Reprinted with the permission of the Latino Community Credit Union
Vicky Garcia, Senior Vice President of Latino Community Credit Union (LCCU) – a community investment of the Adrian Dominican Sisters – participated in a late January 2023, moderated conversation with Vice President Kamala Harris and Isabella Guzman, U.S. Small Business Administrator. The conversation was introduced by Marla Bilonick, President and CEO of the National Association for Latino Community Asset Builders (NALCAB) and moderated by Jorge Buzos of Univision.
Marla framed the conversation perfectly, explaining the important relationship between small, Latino-owned businesses and the community lenders that are “entrenched in the communities they serve … and fill an important gap by providing loans and financial services that traditional banks are sometimes not able or willing to provide.” She concluded by celebrating LCCU as a “superstar in the community lending field.”
Vice President Harris said community lenders like LCCU “understand the capacity of the community. They understand the culture of the community, the mores of the community, what the community wants for itself.” These words beautifully describe LCCU, which has established a national model for financial inclusion and has provided $1.6 billion in loans to Latinos traditionally marginalized from economic opportunity.
“Vice President Harris is a proven champion of community lenders, including credit unions like LCCU,” Vicky said. “By taking the time to come here and meet our members face to face, the Vice President is recognizing their important contribution to the U.S. economy and LCCU’s role as a driver of economic opportunity and growth.”
Vice President Harris met several LCCU members who have used LCCU loans to start and grow their businesses, buy homes, and build generational wealth. Additionally, she and Administrator Guzman visited a local bakery owned by LCCU members.
Vice President Kamala Harris visits a bakery owned by members of the Latino Community Credit Union. (Photo courtesy of the Latino Community Credit Union)
The vice president was also on hand to celebrate the federal government’s investment in community lenders like LCCU. As part of the U.S. Treasury Department $9 billion Emergency Capital Investment Program (ECIP), LCCU received a $99 million, 30-year, low-interest loan from the U.S. Treasury Department.
The federal investment provides LCCU the equity to build its capital base dramatically and quickly expand its impactful, public-private partnership model. LCCU is now positioned to raise significantly more deposits from mission-aligned private sector partners – corporations, foundations, and health systems – and immediately deploy those deposits as life-changing loans to those who need them the most.
Over the 30-year term, LCCU expects to raise $700 million in private sector deposits, which in combination with member deposits, will allow for the union to make one million fair and affordable loans, for a total of $30 billion in financing, to its growing membership of Latinos in the Southeast.

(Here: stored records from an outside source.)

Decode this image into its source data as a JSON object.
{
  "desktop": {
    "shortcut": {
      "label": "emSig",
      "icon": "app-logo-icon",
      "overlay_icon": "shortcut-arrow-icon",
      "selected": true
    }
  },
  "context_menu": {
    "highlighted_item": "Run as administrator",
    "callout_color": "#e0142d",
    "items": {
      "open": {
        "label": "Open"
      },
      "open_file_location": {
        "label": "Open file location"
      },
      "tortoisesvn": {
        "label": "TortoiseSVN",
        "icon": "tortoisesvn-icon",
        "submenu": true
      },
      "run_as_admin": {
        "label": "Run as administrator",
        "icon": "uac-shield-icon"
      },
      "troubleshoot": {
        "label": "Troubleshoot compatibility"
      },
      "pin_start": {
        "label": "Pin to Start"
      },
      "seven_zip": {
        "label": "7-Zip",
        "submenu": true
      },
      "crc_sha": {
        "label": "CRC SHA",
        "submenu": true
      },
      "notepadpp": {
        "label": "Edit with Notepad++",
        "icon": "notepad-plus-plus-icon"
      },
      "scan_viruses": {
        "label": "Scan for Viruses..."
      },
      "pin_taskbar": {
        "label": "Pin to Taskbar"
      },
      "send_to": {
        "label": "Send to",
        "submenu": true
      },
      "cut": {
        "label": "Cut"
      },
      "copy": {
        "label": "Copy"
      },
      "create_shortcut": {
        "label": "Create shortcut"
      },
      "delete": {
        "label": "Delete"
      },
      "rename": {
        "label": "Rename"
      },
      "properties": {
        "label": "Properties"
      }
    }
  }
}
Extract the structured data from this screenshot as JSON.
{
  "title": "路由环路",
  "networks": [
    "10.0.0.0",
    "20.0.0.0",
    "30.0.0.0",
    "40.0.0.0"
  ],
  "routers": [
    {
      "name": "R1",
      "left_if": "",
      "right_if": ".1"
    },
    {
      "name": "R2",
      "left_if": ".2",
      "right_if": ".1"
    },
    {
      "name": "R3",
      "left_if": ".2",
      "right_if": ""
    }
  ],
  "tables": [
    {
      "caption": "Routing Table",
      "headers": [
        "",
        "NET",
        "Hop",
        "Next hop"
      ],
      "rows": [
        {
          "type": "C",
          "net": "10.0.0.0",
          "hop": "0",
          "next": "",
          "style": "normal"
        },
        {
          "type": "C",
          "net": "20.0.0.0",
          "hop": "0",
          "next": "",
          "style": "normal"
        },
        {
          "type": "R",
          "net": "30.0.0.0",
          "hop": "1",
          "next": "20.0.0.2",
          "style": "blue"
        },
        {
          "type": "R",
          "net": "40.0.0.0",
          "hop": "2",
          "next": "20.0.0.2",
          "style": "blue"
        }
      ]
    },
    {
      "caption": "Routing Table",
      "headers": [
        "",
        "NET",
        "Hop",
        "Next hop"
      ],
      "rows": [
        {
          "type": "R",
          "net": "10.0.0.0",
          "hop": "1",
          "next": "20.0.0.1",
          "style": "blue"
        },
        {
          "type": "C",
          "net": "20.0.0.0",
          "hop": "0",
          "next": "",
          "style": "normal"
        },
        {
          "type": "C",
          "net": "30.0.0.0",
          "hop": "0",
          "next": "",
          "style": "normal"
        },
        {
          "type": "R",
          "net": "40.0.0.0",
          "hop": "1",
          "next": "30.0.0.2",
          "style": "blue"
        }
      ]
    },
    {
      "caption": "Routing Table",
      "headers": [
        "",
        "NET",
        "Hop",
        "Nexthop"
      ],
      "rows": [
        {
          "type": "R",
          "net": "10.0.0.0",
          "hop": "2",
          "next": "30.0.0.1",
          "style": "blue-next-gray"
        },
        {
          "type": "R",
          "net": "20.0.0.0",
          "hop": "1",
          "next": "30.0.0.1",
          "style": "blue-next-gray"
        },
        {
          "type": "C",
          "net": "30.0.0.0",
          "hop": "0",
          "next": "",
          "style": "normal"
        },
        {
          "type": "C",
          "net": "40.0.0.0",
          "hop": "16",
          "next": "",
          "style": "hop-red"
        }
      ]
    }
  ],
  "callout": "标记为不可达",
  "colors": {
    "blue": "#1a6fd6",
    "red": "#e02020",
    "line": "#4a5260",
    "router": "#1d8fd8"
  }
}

Vice President Harris concluded by underscoring that LCCU’s “one million loans will have a profound exponential impact on the economic health and wellbeing of the community.”
Watch a video of the event below or on YouTube.
June 28, 2018, San Rafael, California – In a talk last month at the Dominican Sisters Center in San Rafael, Adrian Dominican Sister Corinne Florek, OP, spoke of the socially responsible investment of Congregations such as the Dominican Sisters of San Rafael. The San Rafael Dominicans are one of eight communities of women religious who invest through the Religious Communities Investment Fund (RCIF), directed by Sister Corinne. In her talk, Sister Corinne explained the social justice benefits of the RCIF, which invests in non-profit organizations that address the needs of low-income people. The Adrian Dominican Sisters perform a similar ministry of socially responsible investment through its Portfolio Advisory Board, of which Sister Corinne is a consultant.
Read the entire article by Christina Gray in the San Francisco Catholic.
Portfolio Advisory Board, Adrian Dominican Sisters | 1257 E. Siena Heights Drive | Adrian, Michigan 49221
Phone: (517) 266-3523 | Email: